◆ **WHAT IS NEEDED**: The output should be all entries, each matching the original exactly.

Items from a dataset
----------
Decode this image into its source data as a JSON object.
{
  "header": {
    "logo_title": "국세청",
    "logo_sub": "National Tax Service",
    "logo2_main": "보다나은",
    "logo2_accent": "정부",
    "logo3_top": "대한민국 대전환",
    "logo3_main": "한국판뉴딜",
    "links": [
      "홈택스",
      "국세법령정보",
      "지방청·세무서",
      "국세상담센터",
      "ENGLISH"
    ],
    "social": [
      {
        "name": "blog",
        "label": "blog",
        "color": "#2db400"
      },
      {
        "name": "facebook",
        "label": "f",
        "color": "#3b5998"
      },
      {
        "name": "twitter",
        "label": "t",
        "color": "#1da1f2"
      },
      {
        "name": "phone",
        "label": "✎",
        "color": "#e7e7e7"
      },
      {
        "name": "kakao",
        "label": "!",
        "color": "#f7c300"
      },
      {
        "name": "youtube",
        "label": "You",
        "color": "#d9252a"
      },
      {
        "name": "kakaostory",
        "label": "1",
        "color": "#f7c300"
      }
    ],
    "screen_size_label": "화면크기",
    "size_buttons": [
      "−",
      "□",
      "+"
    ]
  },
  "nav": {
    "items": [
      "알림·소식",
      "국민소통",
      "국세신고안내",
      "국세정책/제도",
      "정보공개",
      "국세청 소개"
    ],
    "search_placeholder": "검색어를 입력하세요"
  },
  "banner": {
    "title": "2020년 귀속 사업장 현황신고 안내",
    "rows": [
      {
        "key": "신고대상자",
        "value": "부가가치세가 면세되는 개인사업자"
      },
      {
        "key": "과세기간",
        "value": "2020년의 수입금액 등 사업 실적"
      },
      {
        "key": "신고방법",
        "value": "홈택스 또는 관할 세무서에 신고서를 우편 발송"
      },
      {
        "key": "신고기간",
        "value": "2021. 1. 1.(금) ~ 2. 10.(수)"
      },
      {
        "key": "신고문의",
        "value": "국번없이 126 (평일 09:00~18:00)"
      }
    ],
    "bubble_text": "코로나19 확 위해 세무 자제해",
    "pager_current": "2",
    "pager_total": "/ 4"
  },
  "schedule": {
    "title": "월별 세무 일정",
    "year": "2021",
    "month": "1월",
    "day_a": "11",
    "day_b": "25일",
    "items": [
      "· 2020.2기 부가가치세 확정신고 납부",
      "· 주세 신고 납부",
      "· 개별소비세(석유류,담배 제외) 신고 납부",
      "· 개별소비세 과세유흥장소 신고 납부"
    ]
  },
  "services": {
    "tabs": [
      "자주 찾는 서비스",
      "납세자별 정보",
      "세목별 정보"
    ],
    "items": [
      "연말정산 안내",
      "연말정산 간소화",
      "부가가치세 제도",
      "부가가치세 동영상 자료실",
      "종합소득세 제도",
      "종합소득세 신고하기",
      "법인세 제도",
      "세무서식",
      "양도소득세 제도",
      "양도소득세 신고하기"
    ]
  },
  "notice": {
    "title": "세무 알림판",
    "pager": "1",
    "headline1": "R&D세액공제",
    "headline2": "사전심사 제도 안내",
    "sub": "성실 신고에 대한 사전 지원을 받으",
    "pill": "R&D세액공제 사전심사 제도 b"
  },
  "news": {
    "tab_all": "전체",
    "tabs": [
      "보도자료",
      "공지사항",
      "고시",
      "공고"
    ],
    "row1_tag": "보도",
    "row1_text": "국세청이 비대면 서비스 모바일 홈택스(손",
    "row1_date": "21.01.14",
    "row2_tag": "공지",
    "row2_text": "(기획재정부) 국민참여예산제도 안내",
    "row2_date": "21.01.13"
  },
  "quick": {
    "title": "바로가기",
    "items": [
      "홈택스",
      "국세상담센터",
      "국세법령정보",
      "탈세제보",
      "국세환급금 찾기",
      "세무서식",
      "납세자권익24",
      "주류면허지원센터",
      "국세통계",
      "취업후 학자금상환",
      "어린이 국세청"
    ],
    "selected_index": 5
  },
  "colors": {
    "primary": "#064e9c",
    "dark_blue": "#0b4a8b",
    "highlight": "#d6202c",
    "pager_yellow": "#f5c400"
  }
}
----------
◆ **TASK SOLUTION**:
Decode this image into its source data as a JSON object.
{
  "header": {
    "logo_title": "국세청",
    "logo_sub": "National Tax Service",
    "logo2_main": "보다나은",
    "logo2_accent": "정부",
    "logo3_top": "대한민국 대전환",
    "logo3_main": "한국판뉴딜",
    "links": [
      "홈택스",
      "국세법령정보",
      "지방청·세무서",
      "국세상담센터",
      "ENGLISH"
    ],
    "social": [
      {
        "name": "blog",
        "label": "blog",
        "color": "#2db400"
      },
      {
        "name": "facebook",
        "label": "f",
        "color": "#3b5998"
      },
      {
        "name": "twitter",
        "label": "t",
        "color": "#1da1f2"
      },
      {
        "name": "phone",
        "label": "✎",
        "color": "#e7e7e7"
      },
      {
        "name": "kakao",
        "label": "!",
        "color": "#f7c300"
      },
      {
        "name": "youtube",
        "label": "You",
        "color": "#d9252a"
      },
      {
        "name": "kakaostory",
        "label": "1",
        "color": "#f7c300"
      }
    ],
    "screen_size_label": "화면크기",
    "size_buttons": [
      "−",
      "□",
      "+"
    ]
  },
  "nav": {
    "items": [
      "알림·소식",
      "국민소통",
      "국세신고안내",
      "국세정책/제도",
      "정보공개",
      "국세청 소개"
    ],
    "search_placeholder": "검색어를 입력하세요"
  },
  "banner": {
    "title": "2020년 귀속 사업장 현황신고 안내",
    "rows": [
      {
        "key": "신고대상자",
        "value": "부가가치세가 면세되는 개인사업자"
      },
      {
        "key": "과세기간",
        "value": "2020년의 수입금액 등 사업 실적"
      },
      {
        "key": "신고방법",
        "value": "홈택스 또는 관할 세무서에 신고서를 우편 발송"
      },
      {
        "key": "신고기간",
        "value": "2021. 1. 1.(금) ~ 2. 10.(수)"
      },
      {
        "key": "신고문의",
        "value": "국번없이 126 (평일 09:00~18:00)"
      }
    ],
    "bubble_text": "코로나19 확 위해 세무 자제해",
    "pager_current": "2",
    "pager_total": "/ 4"
  },
  "schedule": {
    "title": "월별 세무 일정",
    "year": "2021",
    "month": "1월",
    "day_a": "11",
    "day_b": "25일",
    "items": [
      "· 2020.2기 부가가치세 확정신고 납부",
      "· 주세 신고 납부",
      "· 개별소비세(석유류,담배 제외) 신고 납부",
      "· 개별소비세 과세유흥장소 신고 납부"
    ]
  },
  "services": {
    "tabs": [
      "자주 찾는 서비스",
      "납세자별 정보",
      "세목별 정보"
    ],
    "items": [
      "연말정산 안내",
      "연말정산 간소화",
      "부가가치세 제도",
      "부가가치세 동영상 자료실",
      "종합소득세 제도",
      "종합소득세 신고하기",
      "법인세 제도",
      "세무서식",
      "양도소득세 제도",
      "양도소득세 신고하기"
    ]
  },
  "notice": {
    "title": "세무 알림판",
    "pager": "1",
    "headline1": "R&D세액공제",
    "headline2": "사전심사 제도 안내",
    "sub": "성실 신고에 대한 사전 지원을 받으",
    "pill": "R&D세액공제 사전심사 제도 b"
  },
  "news": {
    "tab_all": "전체",
    "tabs": [
      "보도자료",
      "공지사항",
      "고시",
      "공고"
    ],
    "row1_tag": "보도",
    "row1_text": "국세청이 비대면 서비스 모바일 홈택스(손",
    "row1_date": "21.01.14",
    "row2_tag": "공지",
    "row2_text": "(기획재정부) 국민참여예산제도 안내",
    "row2_date": "21.01.13"
  },
  "quick": {
    "title": "바로가기",
    "items": [
      "홈택스",
      "국세상담센터",
      "국세법령정보",
      "탈세제보",
      "국세환급금 찾기",
      "세무서식",
      "납세자권익24",
      "주류면허지원센터",
      "국세통계",
      "취업후 학자금상환",
      "어린이 국세청"
    ],
    "selected_index": 5
  },
  "colors": {
    "primary": "#064e9c",
    "dark_blue": "#0b4a8b",
    "highlight": "#d6202c",
    "pager_yellow": "#f5c400"
  }
}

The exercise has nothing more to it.